Many factors contribute to these events, one of which is the gun control laws that are in place. American gun laws are much more lenient than Canadian ones. Canada has many more restrictions and mandatory tests that Americans do not.
In Canada, people wanting to own a gun must take the Canadian Firearms Safety Course which goes over necessary gun-related safety topics. Then, there is another course that prospective gun-owners must take called the Canadian Restricted Firearm Safety Course, which goes over more regulated guns such as handguns and semi-automatic weapons. Some topics that are covered are “the evolution of firearms, major parts, types and actions,” “basic firearms safety practices” and “safe handling and carry procedures.” This safety course was made by the RCMP in order to meet the section 7 requirements of the Firearms Act which mandates these courses and tests.

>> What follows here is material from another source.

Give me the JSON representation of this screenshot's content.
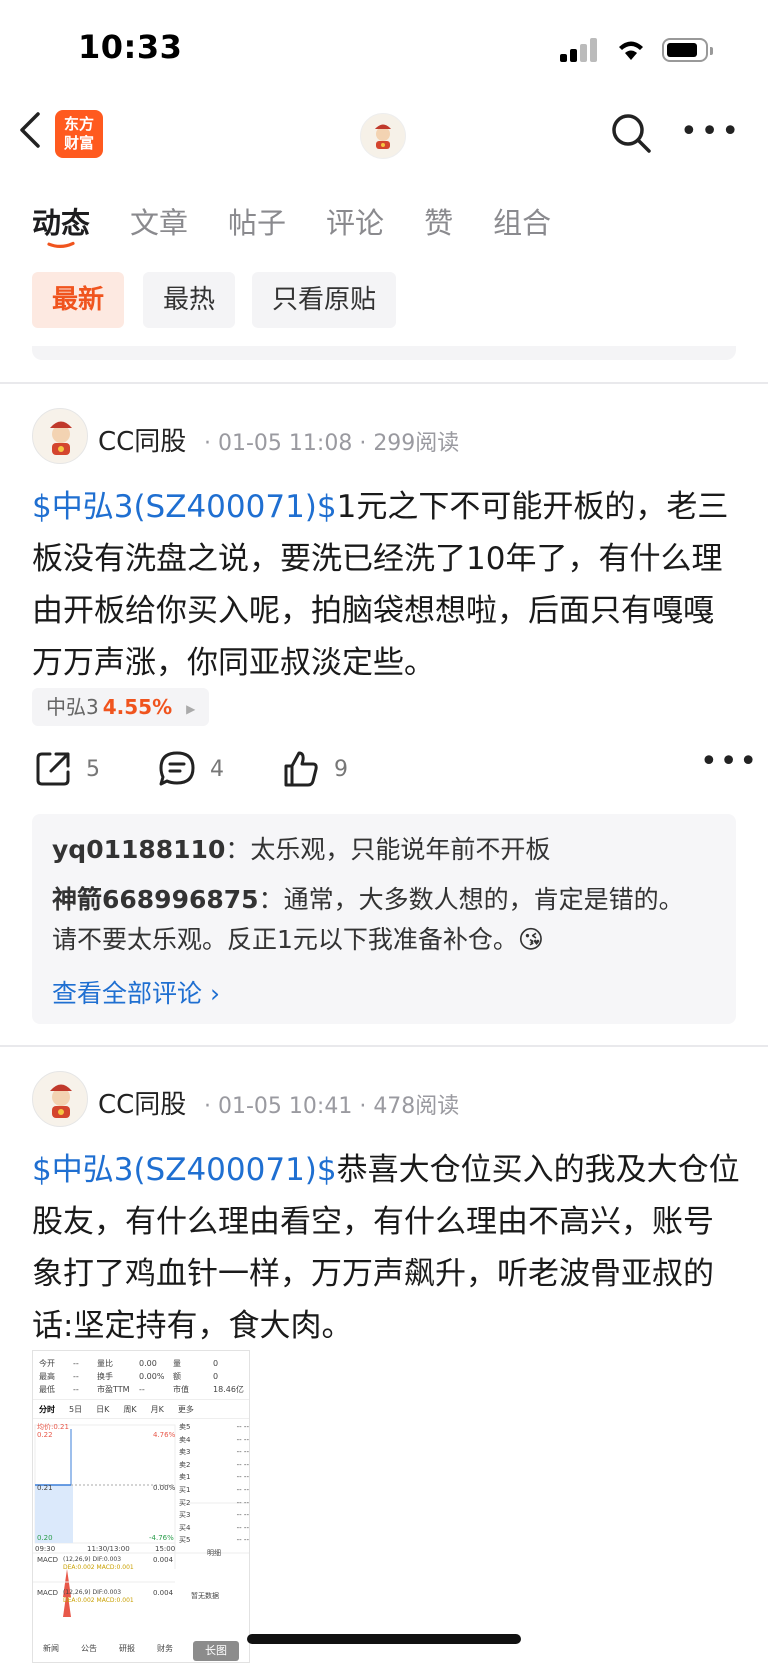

In America however, the only required thing you need to do is complete a questionnaire that asks you a variety of vague questions and, depending on who you are buying the gun from, undergo a background check. Most states do not require a background check for private sales including sales at gun shows. Only nine states require a background check for all guns including private sales. The questionnaire asks for your name, address, place of birth, race and citizenship; whether or not you have ever been convicted of a felony; whether you have been convicted of a misdemeanor crime of domestic violence; and whether you ever been committed to a mental institution.

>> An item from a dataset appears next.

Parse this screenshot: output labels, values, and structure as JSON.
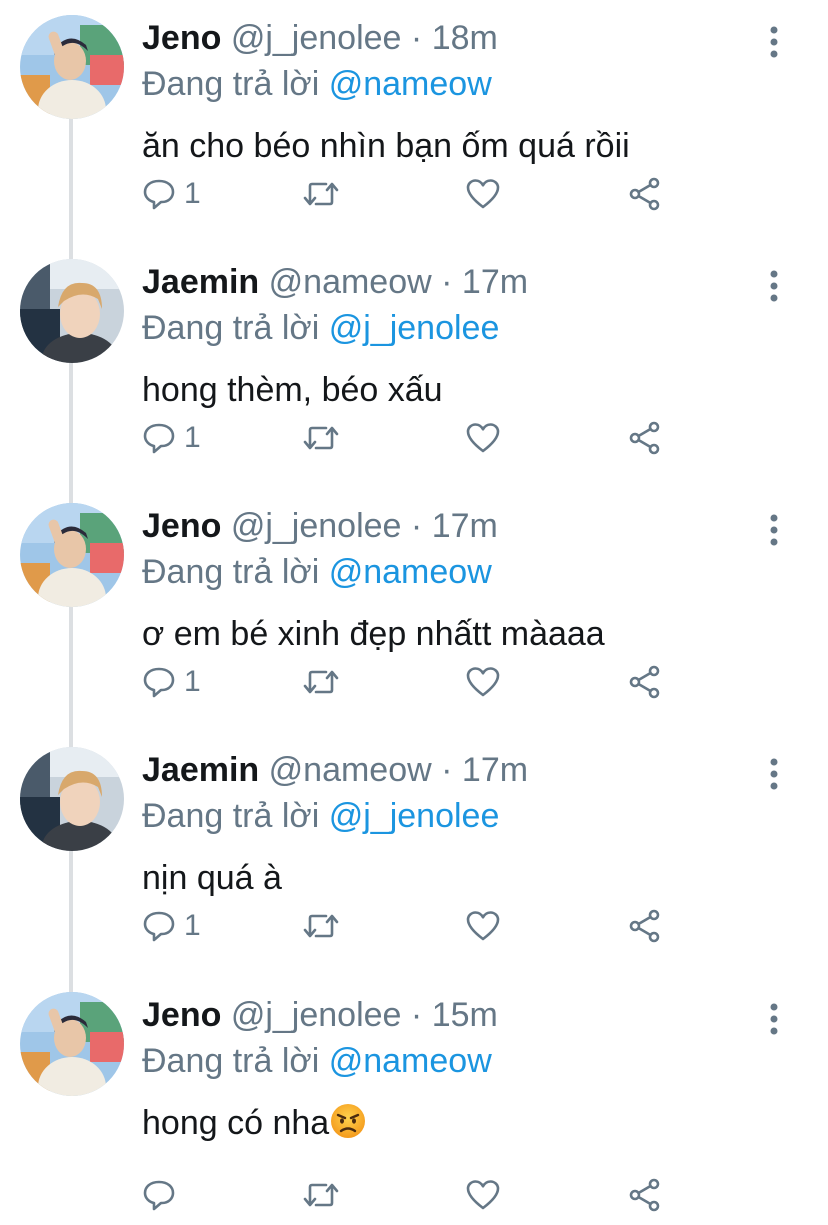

According to a 2013 analysis by Mayors Against Illegal Guns, 98% of the population lives within 10 miles of a gun shop. And with one of the highest populations in the world, America also has one of the highest number of guns. With nearly 101 guns per 100 residents in America, and due to America being populated with approximately 323 million people; the amount of gun-related occurrences has a much larger presence. In Canada, there are approximately 30.8 guns per 100 residents–which is substantially less. These statistics don’t even take into account people who illegally get ahold of guns, both in Canada and the USA.
However, the amount of guns the country has isn’t the only factor to be taken into account. A factor that many people refer to is mental instability. This could include mental illness or the use of substances that could affect with the way a person’s brain functions. Mental health issues and drug use are prominent in both countries. For example, drug use is much more prominent in America by 9% for cannabis and 43% for opiates. Being under the influence of any drug while having a hold of a gun can cause irreversible consequences.
One of the things to be taken into consideration is the issues the perpetrators face–both inner and outer factors could contribute to their use of gun violence. For example, a large factor could be where and how they were raised and peer pressure they get from people in that environment. A lot of young boys are taught that having a gun equates to toughness–this makes it so many grow up and get into gun-related incidents. This example also goes for families who believe that owning a gun is “their right as an American”–as guns are a large part of how America was built as a country. Guns have given white Americans power over people of colour ever since the beginning of American history–with the way Indigenous people were treated as well as Black Americans. Nowadays, this mindset is still prevalent in many white American people, and has been adopted by others as well.
In many circumstances, the firearms often gets into the hands of impressionable people–which leads to consequences like mass shootings. In a country where gun-ownership is considered normal, parents may even buy their children guns that can cause deadly outcomes such as the Cleveland Elementary School shooting, where Brenda Spencer, a 16 year old girl killed 2 people and injured 9 after her father bought her one for Christmas. Brenda Spencer and her father lived in “virtual poverty”–sleeping on a single mattress in the living room, with half empty alcohol bottles found throughout the house.
Canadian gun laws are much more serious than American ones and America simply has a huge number of guns. But there are also cultural differences between the countries that seem to play an important role. Regardless of the reasons, it is clear most people outside of the U.S. that America needs to rethink their laws in order to put a stop to these incidents.
Editor’s note: This article has been updated to correct an error regarding differences in background checks by state.